Changing Places: The Photographic Artifacts of Rick Dingus
This exhibition surveys 40 years of creative investigations that began with the artist's 1970s "time-based" studies at the University of California, Santa Barbara and concludes with recent infrared images of the earth from tens of thousands of feet overhead.
One of a handful of decisive American photographers who refashioned late 20th and early 21st century understanding of landscape and place, Dingus has long been interested in the paradoxes of time and place, the uncertain documentary authority of a photograph, and the flexible meanings of any image.
Dingus tends to organize his image-making in assemblages or series whose borders or divisions are not always distinct. One project evolves into another; another endeavor marks a thoughtful contrast with a previous project. The organization of this exhibition mimics these divisions. An artist statement, signed "RD" at the bottom, introduces each group of images. Dingus' commitment to photography has included a long-standing interest in the mechanics of cameras and lenses and how they influence the moments that he captures.
Changing Places demonstrates how Dingus made, with no discernable hesitation, the transition from analog to digital photography, from making images that depended on dark room film developing and printing techniques to mastering contemporary printing that involves deft command of inkjet printers and complex software. Throughout these fundamental changes in photography, he modified, experimented with, altered, rebuilt, and transformed cameras to meet the needs of a changing medium and his changing interests. The sizes, surfaces and papers of the art works on exhibit reflect these changes.
The artist's contributions to Texas Tech University and the region are noteworthy. In addition to devoting more than 33 years to teaching in the School of Art, he helped establish new approaches to collecting photographs in the Millennial Collection at the Southwest Collection/Special Collections Library of Texas Tech. He also helped organize and lead the development of the Llano Estacado collection at that same institution. Dingus also has worked closely and generously with the Museum to develop a comprehensive collection of his work, numbering almost 200 images.
In the fall of 2016, the University of Oklahoma Press will publish a comprehensive study of Dingus' photographs: Shifting Views and Changing Places: The Photographs of Rick Dingus (R. Dingus, edited by P.S. Briggs, foreword by T. Jurovics, and with contributions by S. Armitage, P.S. Briggs, and L.R. Lippard).
This exhibition, its catalog, and the publication of the upcoming monograph on Dingus' work have been made possible through the generous support of the Helen Jones Foundation, Inc.
Rick Dingus Biography
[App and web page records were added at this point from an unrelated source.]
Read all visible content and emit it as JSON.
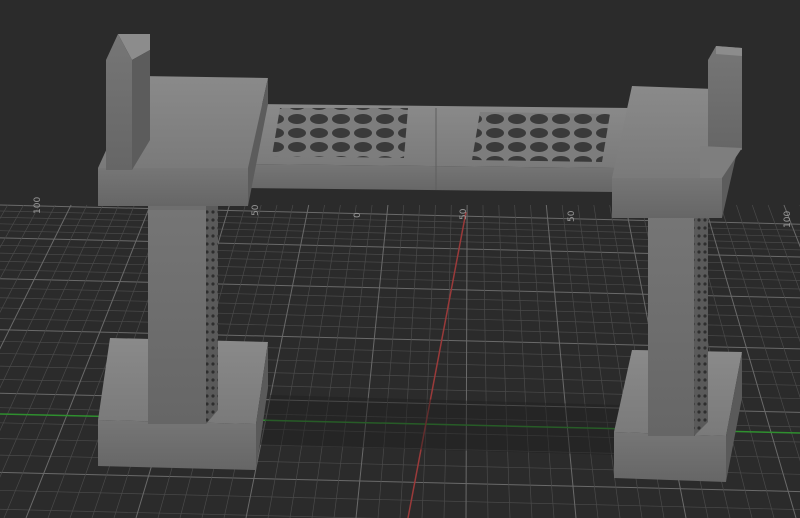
{
  "viewport": {
    "background_color": "#2b2b2b",
    "grid_color": "#6a6a6a",
    "grid_minor_color": "#4a4a4a",
    "x_axis_color": "#2f8f2f",
    "y_axis_color": "#9a3a3a",
    "model_color": "#7a7a7a"
  },
  "grid_labels": {
    "a": "100",
    "b": "50",
    "c": "0",
    "d": "50",
    "e": "50",
    "f": "100"
  },
  "model": {
    "parts": [
      "left-support",
      "right-support",
      "left-leg",
      "right-leg",
      "left-base",
      "right-base",
      "top-bridge",
      "left-mesh-panel",
      "right-mesh-panel"
    ]
  }
}
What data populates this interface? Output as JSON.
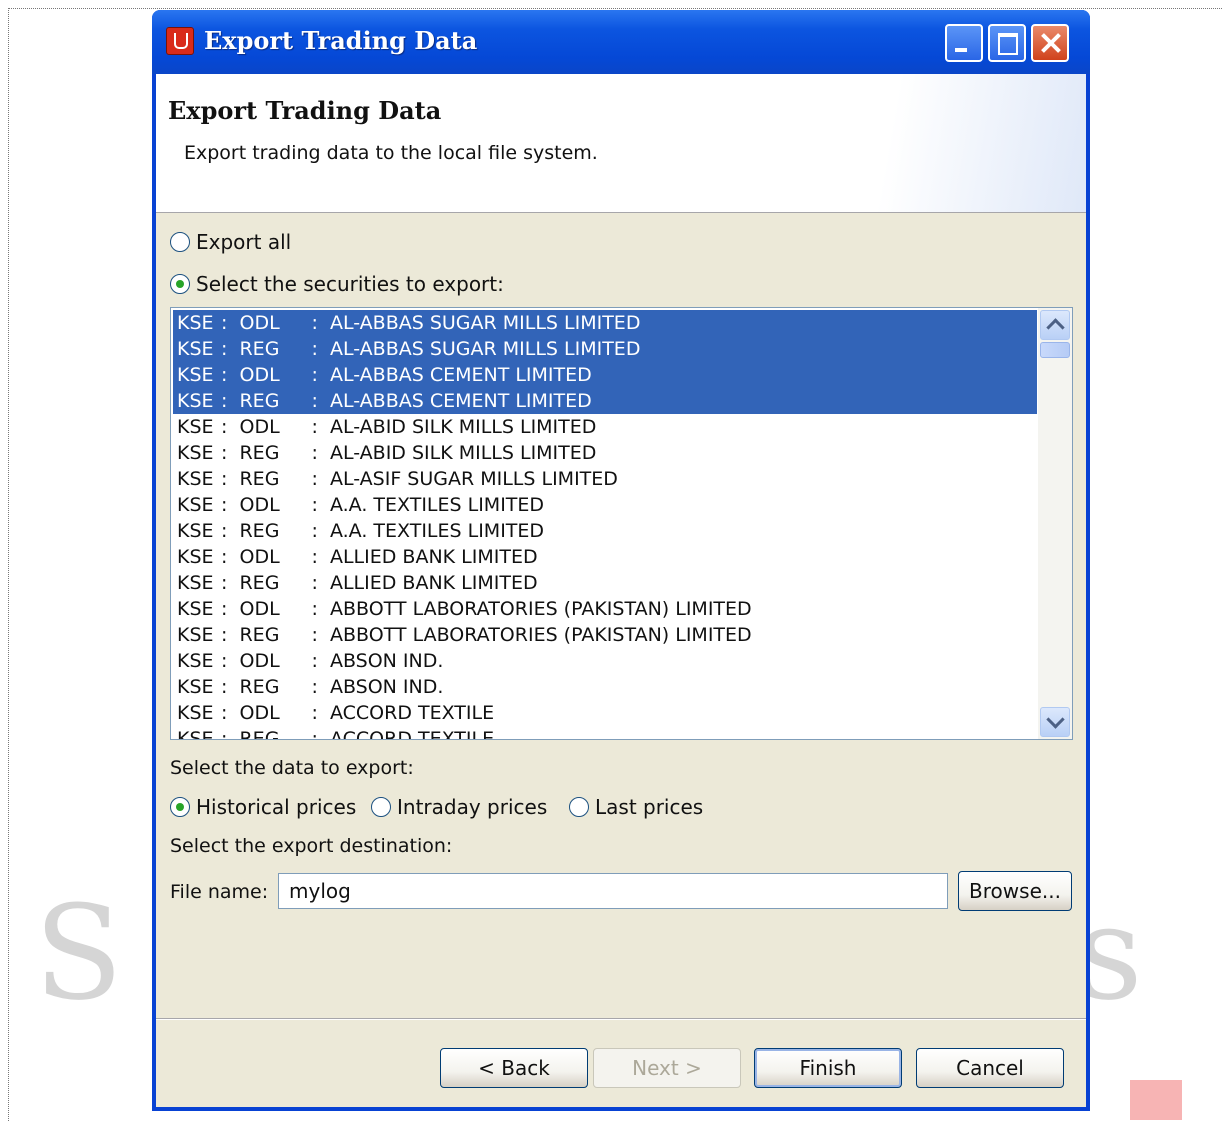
{
  "window": {
    "title": "Export Trading Data"
  },
  "banner": {
    "title": "Export Trading Data",
    "description": "Export trading data to the local file system."
  },
  "selection_mode": {
    "export_all_label": "Export all",
    "select_label": "Select the securities to export:",
    "selected": "select"
  },
  "securities": [
    {
      "exchange": "KSE",
      "market": "ODL",
      "name": "AL-ABBAS SUGAR MILLS LIMITED",
      "selected": true
    },
    {
      "exchange": "KSE",
      "market": "REG",
      "name": "AL-ABBAS SUGAR MILLS LIMITED",
      "selected": true
    },
    {
      "exchange": "KSE",
      "market": "ODL",
      "name": "AL-ABBAS CEMENT LIMITED",
      "selected": true
    },
    {
      "exchange": "KSE",
      "market": "REG",
      "name": "AL-ABBAS CEMENT LIMITED",
      "selected": true
    },
    {
      "exchange": "KSE",
      "market": "ODL",
      "name": "AL-ABID SILK MILLS LIMITED",
      "selected": false
    },
    {
      "exchange": "KSE",
      "market": "REG",
      "name": "AL-ABID SILK MILLS LIMITED",
      "selected": false
    },
    {
      "exchange": "KSE",
      "market": "REG",
      "name": "AL-ASIF SUGAR MILLS LIMITED",
      "selected": false
    },
    {
      "exchange": "KSE",
      "market": "ODL",
      "name": "A.A. TEXTILES LIMITED",
      "selected": false
    },
    {
      "exchange": "KSE",
      "market": "REG",
      "name": "A.A. TEXTILES LIMITED",
      "selected": false
    },
    {
      "exchange": "KSE",
      "market": "ODL",
      "name": "ALLIED BANK LIMITED",
      "selected": false
    },
    {
      "exchange": "KSE",
      "market": "REG",
      "name": "ALLIED BANK LIMITED",
      "selected": false
    },
    {
      "exchange": "KSE",
      "market": "ODL",
      "name": "ABBOTT LABORATORIES (PAKISTAN) LIMITED",
      "selected": false
    },
    {
      "exchange": "KSE",
      "market": "REG",
      "name": "ABBOTT LABORATORIES (PAKISTAN) LIMITED",
      "selected": false
    },
    {
      "exchange": "KSE",
      "market": "ODL",
      "name": "ABSON IND.",
      "selected": false
    },
    {
      "exchange": "KSE",
      "market": "REG",
      "name": "ABSON IND.",
      "selected": false
    },
    {
      "exchange": "KSE",
      "market": "ODL",
      "name": "ACCORD TEXTILE",
      "selected": false
    },
    {
      "exchange": "KSE",
      "market": "REG",
      "name": "ACCORD TEXTILE",
      "selected": false
    }
  ],
  "data_type": {
    "label": "Select the data to export:",
    "historical_label": "Historical prices",
    "intraday_label": "Intraday prices",
    "last_label": "Last prices",
    "selected": "historical"
  },
  "destination": {
    "label": "Select the export destination:",
    "file_label": "File name:",
    "file_value": "mylog",
    "browse_label": "Browse..."
  },
  "buttons": {
    "back": "< Back",
    "next": "Next >",
    "finish": "Finish",
    "cancel": "Cancel"
  }
}
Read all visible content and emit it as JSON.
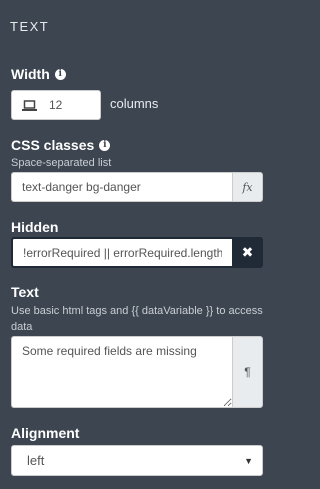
{
  "panel": {
    "title": "TEXT"
  },
  "width": {
    "label": "Width",
    "value": "12",
    "unit_label": "columns",
    "device_icon": "laptop-icon"
  },
  "css_classes": {
    "label": "CSS classes",
    "help": "Space-separated list",
    "value": "text-danger bg-danger",
    "addon_label": "fx"
  },
  "hidden": {
    "label": "Hidden",
    "value": "!errorRequired || errorRequired.length",
    "clear_label": "✖"
  },
  "text": {
    "label": "Text",
    "help": "Use basic html tags and {{ dataVariable }} to access data",
    "value": "Some required fields are missing",
    "addon_label": "¶"
  },
  "alignment": {
    "label": "Alignment",
    "selected": "left"
  },
  "colors": {
    "panel_bg": "#3d4550",
    "addon_dark": "#1f2a36"
  }
}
Born in 1951 in Appleton City, Missouri, Rick Dingus and his family moved to Lompoc, California in 1961. He attended the nearby University of California at Santa Barbara where he earned a Bachelor of Arts in Art with an emphasis on painting in 1973 and in 1981 received his Masters of Fine Arts in photography from the University of New Mexico.
Dingus' photographs have been widely exhibited in more than 25 solo and 100 group exhibitions. His works also have been included in more than 130 books and articles, among them:
- Transformational Imagemaking: Handmade Photography since 1960 (Robert Hirsch, Focal Press, 1914)
- Llano Estacado: An Island in the Sky (edited by Steven Bogener and William Tydeman, Texas Tech University Press, 2011)
- Land Matters: Landscape, Photography, Culture and Identity (Liz Wells, Tauris Press, 2011)
- Second View: The Rephotographic Survey Project (Mark Klett, Ellen Manchester, JoAnn Verburg, Gordon Bushaw, and Rick Dingus, University of New Mexico Press, 1984)
Dingus is author of The Photographic Artifacts of Timothy O'Sullivan, UNM Press, 1982
Dingus' photographs have been collected by a number of major public museums and libraries around the world, including:
- The Amon Carter Museum of American Art, Fort Worth
- The Art Institute of Chicago
- Bibliothèque nationale de France, Paris
- The Dallas Museum of Art
- The Israel Museum, Jerusalem
- The J. Paul Getty Museum, Los Angeles
- The Library of Congress, Washington, D.C.
- The Metropolitan Museum of Art, New York
- The Museum of Fine Arts, Houston
- The Museum of Modern Art, New York
- The National Gallery of Australia
- The New York Public Library
- The Royal Library, Copenhagen
- The Smithsonian American Art Museum, Washington, D.C.
Dingus helped establish the Millennial Collection archive at the Southwest Collection/Special Collection Library at Texas Tech University where he is a professor in the School of Art. Rick Dingus and his photographs are the subject of a monograph, Shifting Views & Changing Places, to be published by the University of Oklahoma Press in the fall of 2016.